As anyone who cares probably already knows — 20 minutes after it happened — Barry Bonds hit home run no. 715 today. But for listeners to the Giants radio broadcast, this was, for a few moments, merely a matter of speculation.
Bonds came up in the bottom of the 4th inning following a leadoff walk to Steve Finley. Byung-Hyun Kim threw a fastball on a 2-2 count, and broadcaster Dave Flemming started shouting:
“Swing and a drive, deep to –”
My glorious weekend plans fell apart due to SF flakiness – has anyone posted about that? – ( it was: WineCamp, but I lack the independent fortitude to go solo) and so I had to scramble to get a life. Luckily a friend of mine asked me to join her in tasting the new menu at her friend’s restaurant, Cav. Long bit about my dining experience after the jump.
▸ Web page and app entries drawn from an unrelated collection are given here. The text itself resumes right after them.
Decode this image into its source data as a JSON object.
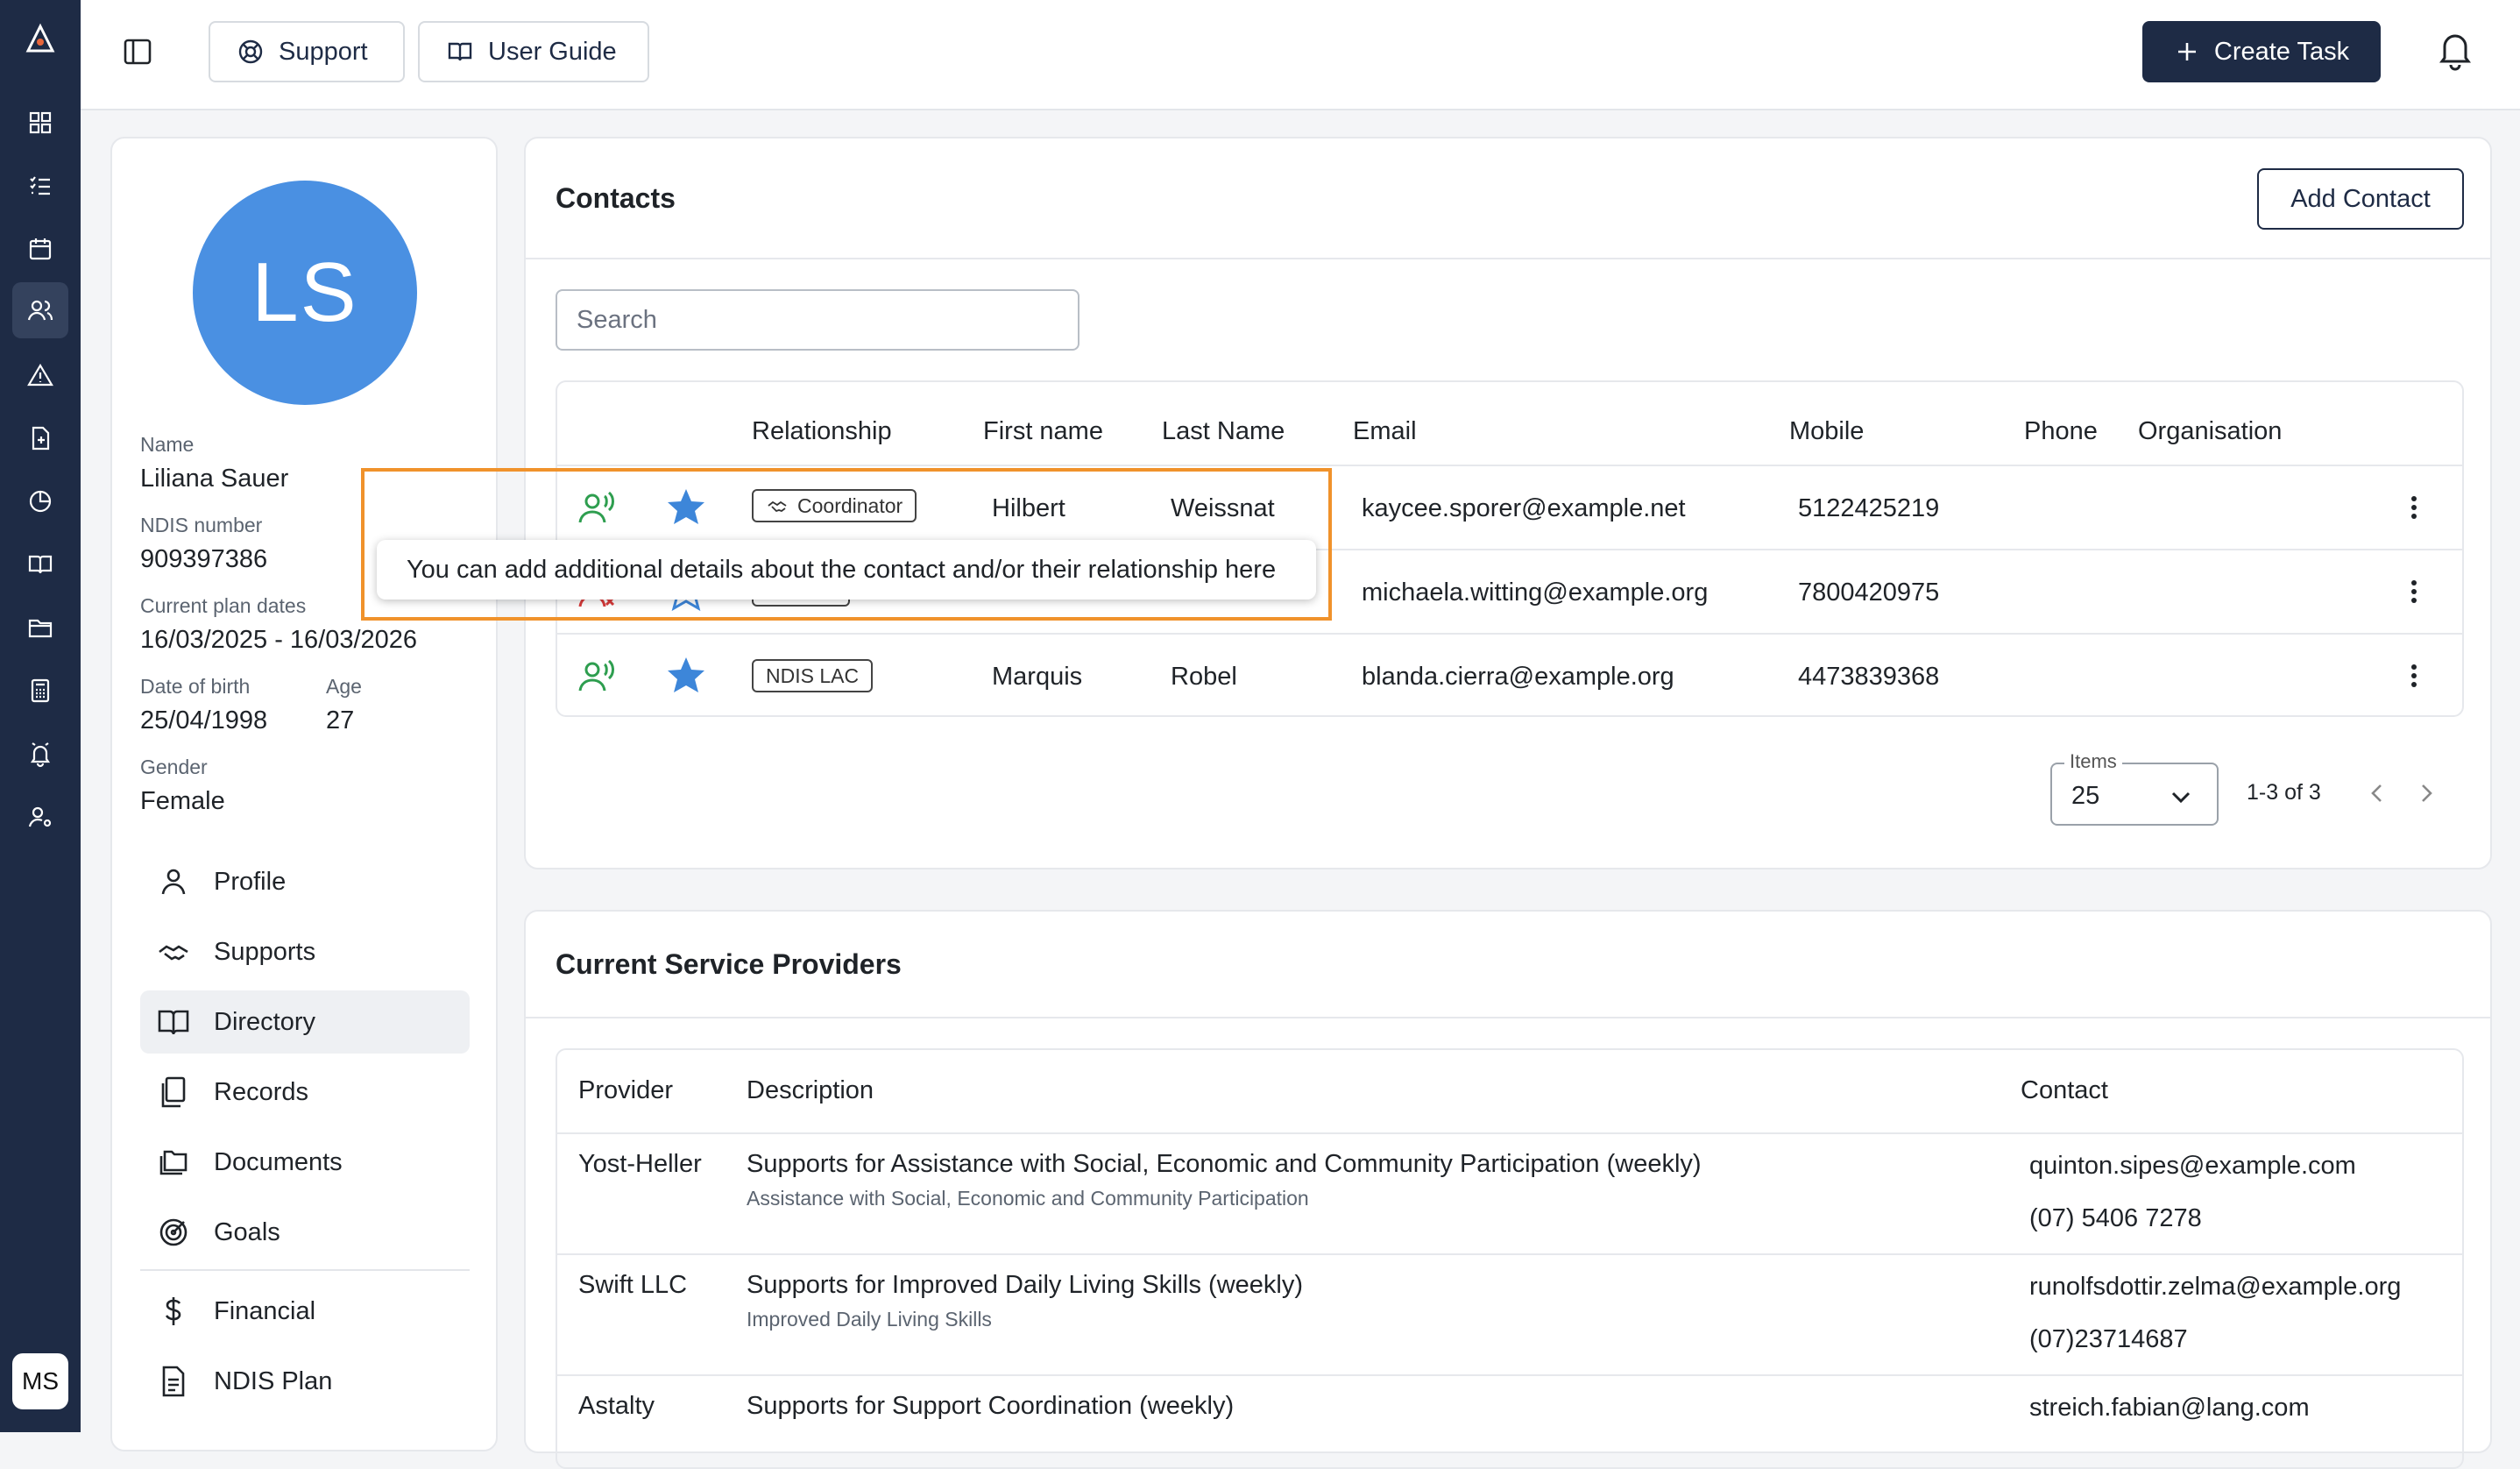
{
  "app": {
    "user_initials": "MS"
  },
  "topbar": {
    "support_label": "Support",
    "user_guide_label": "User Guide",
    "create_task_label": "Create Task"
  },
  "profile": {
    "initials": "LS",
    "name_label": "Name",
    "name": "Liliana Sauer",
    "ndis_label": "NDIS number",
    "ndis": "909397386",
    "plan_label": "Current plan dates",
    "plan_dates": "16/03/2025 - 16/03/2026",
    "dob_label": "Date of birth",
    "dob": "25/04/1998",
    "age_label": "Age",
    "age": "27",
    "gender_label": "Gender",
    "gender": "Female"
  },
  "nav": [
    {
      "label": "Profile",
      "icon": "person-icon"
    },
    {
      "label": "Supports",
      "icon": "handshake-icon"
    },
    {
      "label": "Directory",
      "icon": "book-icon",
      "active": true
    },
    {
      "label": "Records",
      "icon": "copy-icon"
    },
    {
      "label": "Documents",
      "icon": "folders-icon"
    },
    {
      "label": "Goals",
      "icon": "target-icon"
    },
    {
      "label": "Financial",
      "icon": "dollar-icon"
    },
    {
      "label": "NDIS Plan",
      "icon": "document-icon"
    }
  ],
  "contacts": {
    "title": "Contacts",
    "add_label": "Add Contact",
    "search_placeholder": "Search",
    "columns": {
      "relationship": "Relationship",
      "first_name": "First name",
      "last_name": "Last Name",
      "email": "Email",
      "mobile": "Mobile",
      "phone": "Phone",
      "organisation": "Organisation"
    },
    "rows": [
      {
        "relationship": "Coordinator",
        "first_name": "Hilbert",
        "last_name": "Weissnat",
        "email": "kaycee.sporer@example.net",
        "mobile": "5122425219",
        "phone": "",
        "organisation": ""
      },
      {
        "relationship": "",
        "first_name": "",
        "last_name": "",
        "email": "michaela.witting@example.org",
        "mobile": "7800420975",
        "phone": "",
        "organisation": ""
      },
      {
        "relationship": "NDIS LAC",
        "first_name": "Marquis",
        "last_name": "Robel",
        "email": "blanda.cierra@example.org",
        "mobile": "4473839368",
        "phone": "",
        "organisation": ""
      }
    ],
    "tooltip": "You can add additional details about the contact and/or their relationship here",
    "items_label": "Items",
    "items_value": "25",
    "range_text": "1-3 of 3"
  },
  "providers": {
    "title": "Current Service Providers",
    "columns": {
      "provider": "Provider",
      "description": "Description",
      "contact": "Contact"
    },
    "rows": [
      {
        "provider": "Yost-Heller",
        "title": "Supports for Assistance with Social, Economic and Community Participation (weekly)",
        "subtitle": "Assistance with Social, Economic and Community Participation",
        "email": "quinton.sipes@example.com",
        "phone": "(07) 5406 7278"
      },
      {
        "provider": "Swift LLC",
        "title": "Supports for Improved Daily Living Skills (weekly)",
        "subtitle": "Improved Daily Living Skills",
        "email": "runolfsdottir.zelma@example.org",
        "phone": "(07)23714687"
      },
      {
        "provider": "Astalty",
        "title": "Supports for Support Coordination (weekly)",
        "subtitle": "",
        "email": "streich.fabian@lang.com",
        "phone": ""
      }
    ]
  },
  "colors": {
    "rail": "#1e2b45",
    "accent": "#4a90e2",
    "highlight": "#f0922b",
    "contact_icon_green": "#2e9e4f",
    "star_blue": "#3d86d9"
  }
}
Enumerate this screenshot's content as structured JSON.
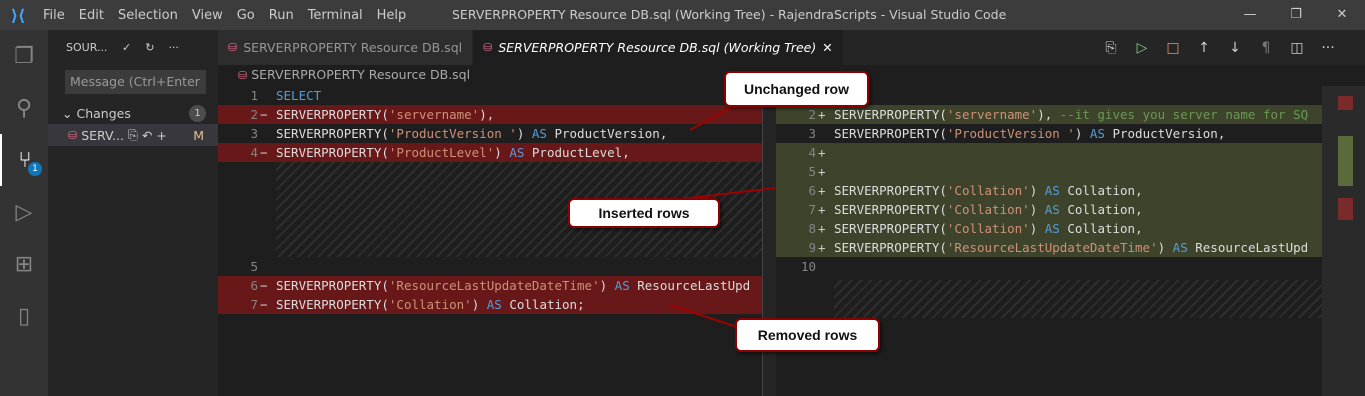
{
  "titlebar": {
    "menu": [
      "File",
      "Edit",
      "Selection",
      "View",
      "Go",
      "Run",
      "Terminal",
      "Help"
    ],
    "title": "SERVERPROPERTY Resource DB.sql (Working Tree) - RajendraScripts - Visual Studio Code"
  },
  "sidebar": {
    "title": "SOUR...",
    "message_placeholder": "Message (Ctrl+Enter ...",
    "changes_label": "Changes",
    "changes_count": "1",
    "file_name": "SERV...",
    "file_status": "M"
  },
  "activity_badge": "1",
  "tabs": [
    {
      "label": "SERVERPROPERTY Resource DB.sql"
    },
    {
      "label": "SERVERPROPERTY Resource DB.sql (Working Tree)"
    }
  ],
  "breadcrumb": "SERVERPROPERTY Resource DB.sql",
  "left_lines": [
    {
      "n": "1",
      "mark": " ",
      "type": "normal",
      "code": [
        [
          "kw",
          "SELECT"
        ]
      ]
    },
    {
      "n": "2",
      "mark": "−",
      "type": "del",
      "code": [
        [
          "txt",
          "SERVERPROPERTY("
        ],
        [
          "str",
          "'servername'"
        ],
        [
          "txt",
          "),"
        ]
      ]
    },
    {
      "n": "3",
      "mark": " ",
      "type": "normal",
      "code": [
        [
          "txt",
          "SERVERPROPERTY("
        ],
        [
          "str",
          "'ProductVersion '"
        ],
        [
          "txt",
          ") "
        ],
        [
          "kw",
          "AS"
        ],
        [
          "txt",
          " ProductVersion,"
        ]
      ]
    },
    {
      "n": "4",
      "mark": "−",
      "type": "del",
      "code": [
        [
          "txt",
          "SERVERPROPERTY("
        ],
        [
          "str",
          "'ProductLevel'"
        ],
        [
          "txt",
          ") "
        ],
        [
          "kw",
          "AS"
        ],
        [
          "txt",
          " ProductLevel,"
        ]
      ]
    }
  ],
  "left_lines2": [
    {
      "n": "5",
      "mark": " ",
      "type": "normal",
      "code": []
    },
    {
      "n": "6",
      "mark": "−",
      "type": "del",
      "code": [
        [
          "txt",
          "SERVERPROPERTY("
        ],
        [
          "str",
          "'ResourceLastUpdateDateTime'"
        ],
        [
          "txt",
          ") "
        ],
        [
          "kw",
          "AS"
        ],
        [
          "txt",
          " ResourceLastUpd"
        ]
      ]
    },
    {
      "n": "7",
      "mark": "−",
      "type": "del",
      "code": [
        [
          "txt",
          "SERVERPROPERTY("
        ],
        [
          "str",
          "'Collation'"
        ],
        [
          "txt",
          ") "
        ],
        [
          "kw",
          "AS"
        ],
        [
          "txt",
          " Collation;"
        ]
      ]
    }
  ],
  "right_lines": [
    {
      "n": "",
      "mark": " ",
      "type": "normal",
      "code": [
        [
          "kw",
          "CT"
        ]
      ]
    },
    {
      "n": "2",
      "mark": "+",
      "type": "ins",
      "code": [
        [
          "txt",
          "SERVERPROPERTY("
        ],
        [
          "str",
          "'servername'"
        ],
        [
          "txt",
          "), "
        ],
        [
          "cm",
          "--it gives you server name for SQ"
        ]
      ]
    },
    {
      "n": "3",
      "mark": " ",
      "type": "normal",
      "code": [
        [
          "txt",
          "SERVERPROPERTY("
        ],
        [
          "str",
          "'ProductVersion '"
        ],
        [
          "txt",
          ") "
        ],
        [
          "kw",
          "AS"
        ],
        [
          "txt",
          " ProductVersion,"
        ]
      ]
    },
    {
      "n": "4",
      "mark": "+",
      "type": "ins",
      "code": []
    },
    {
      "n": "5",
      "mark": "+",
      "type": "ins",
      "code": []
    },
    {
      "n": "6",
      "mark": "+",
      "type": "ins",
      "code": [
        [
          "txt",
          "SERVERPROPERTY("
        ],
        [
          "str",
          "'Collation'"
        ],
        [
          "txt",
          ") "
        ],
        [
          "kw",
          "AS"
        ],
        [
          "txt",
          " Collation,"
        ]
      ]
    },
    {
      "n": "7",
      "mark": "+",
      "type": "ins",
      "code": [
        [
          "txt",
          "SERVERPROPERTY("
        ],
        [
          "str",
          "'Collation'"
        ],
        [
          "txt",
          ") "
        ],
        [
          "kw",
          "AS"
        ],
        [
          "txt",
          " Collation,"
        ]
      ]
    },
    {
      "n": "8",
      "mark": "+",
      "type": "ins",
      "code": [
        [
          "txt",
          "SERVERPROPERTY("
        ],
        [
          "str",
          "'Collation'"
        ],
        [
          "txt",
          ") "
        ],
        [
          "kw",
          "AS"
        ],
        [
          "txt",
          " Collation,"
        ]
      ]
    },
    {
      "n": "9",
      "mark": "+",
      "type": "ins",
      "code": [
        [
          "txt",
          "SERVERPROPERTY("
        ],
        [
          "str",
          "'ResourceLastUpdateDateTime'"
        ],
        [
          "txt",
          ") "
        ],
        [
          "kw",
          "AS"
        ],
        [
          "txt",
          " ResourceLastUpd"
        ]
      ]
    },
    {
      "n": "10",
      "mark": " ",
      "type": "normal",
      "code": []
    }
  ],
  "callouts": {
    "unchanged": "Unchanged row",
    "inserted": "Inserted rows",
    "removed": "Removed rows"
  }
}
Most weekdays on my walk to work, I usually end up cutting through Yerba Buena Gardens sometime between 8:30 – 9:00. (Thank God I can arrive there ‘fashionably late’. [ahem]) Although the design of the place does feel a little ‘brand new’/architecturally stagey, it’s a welcome oasis of green amid the commercial bustle of SOMA. The part I look forward to most is having to squeeze past the group of elderly members of the Asian community practicing traditional Tai Chi work outs, like the sword and fan forms. With my headphones on supplying my personal soundtrack, it’s a serene way to begin the workday (especially when it’s a fan day).
When I was driving home Saturday evening, I thought that the sunlight hitting the church was so pretty that I leaned out of my car to take a quick picture while the light was red.
Curious about the church, I poked around online and found that it is named Sacred Heart. But the more I read, the more interesting the story got.
The church was built in 1898. It survived the 1906 earthquake, and so it provided food and shelter to the homeless. Then it had some minor damage in the 1989 earthquake. Because the congregation had grown so small over the years, the Catholic church decided not to retrofit the building. They closed the parish and planned on selling it to housing developers. For a while, it looked like the church might be demolished. Then last year, the owner of Chalk Hill winery bought the church. The church is now part of Sacred Heart’s school, renamed Megan Furth Academy.
And here I thought it was just another church.
Except in this case, the opera isn’t just in the opera house, but also just outside City Hall. The San Francisco Opera opened their summer season tonight with Madama Butterfly, and they had a live video simulcast of the proceedings on Civic Center Plaza. More pictures and impressions after the jump.
The Rite Spot looks from the outside like a complete dive — which is to say, very promising. The neon sign has ruled the corner of 17th and Folsom since the neighborhood was light industrial and railroad tracks ran just half a block away.
First plus: except for the ODC Performance Gallery half a block away at Shotwell, the neighborhood is deserted at night, which means plenty of parking. No endless circling or betting on not getting ticketed for parking in the middle of Valencia St. — there aren’t even any apartments at 17th and Folsom. Which means there’s plenty of space for you.
Inside you’ll find that increasingly rare thing: a quiet bar.
A lot of mushroom activity going on here, folks. First of all, the Mushroom Mardi Gras in Morgan Hill is in full swing this weekend. I haven’t been–I only saw the sign for it as I was driving to Gilroy for outlet shopping–so if you go, please report back!
Also, I was just at Far West Fungi in the Ferry Building today, and wow, they have amazing mushrooms! Right now is Morel season, so they have lots of fresh Morels, plus all sorts of other fungi. They even have live mushrooms growing out of mysterious whitish logs.
A little kid there was obviously grossed out by all of the mushrooms, so the guy at the counter tried to offer him a chocolate mushroom instead. But the kid just would not be convinced that it was just chocolate wrapped in the shape of a mushroom, so finally his mom took the chocolate and ate it.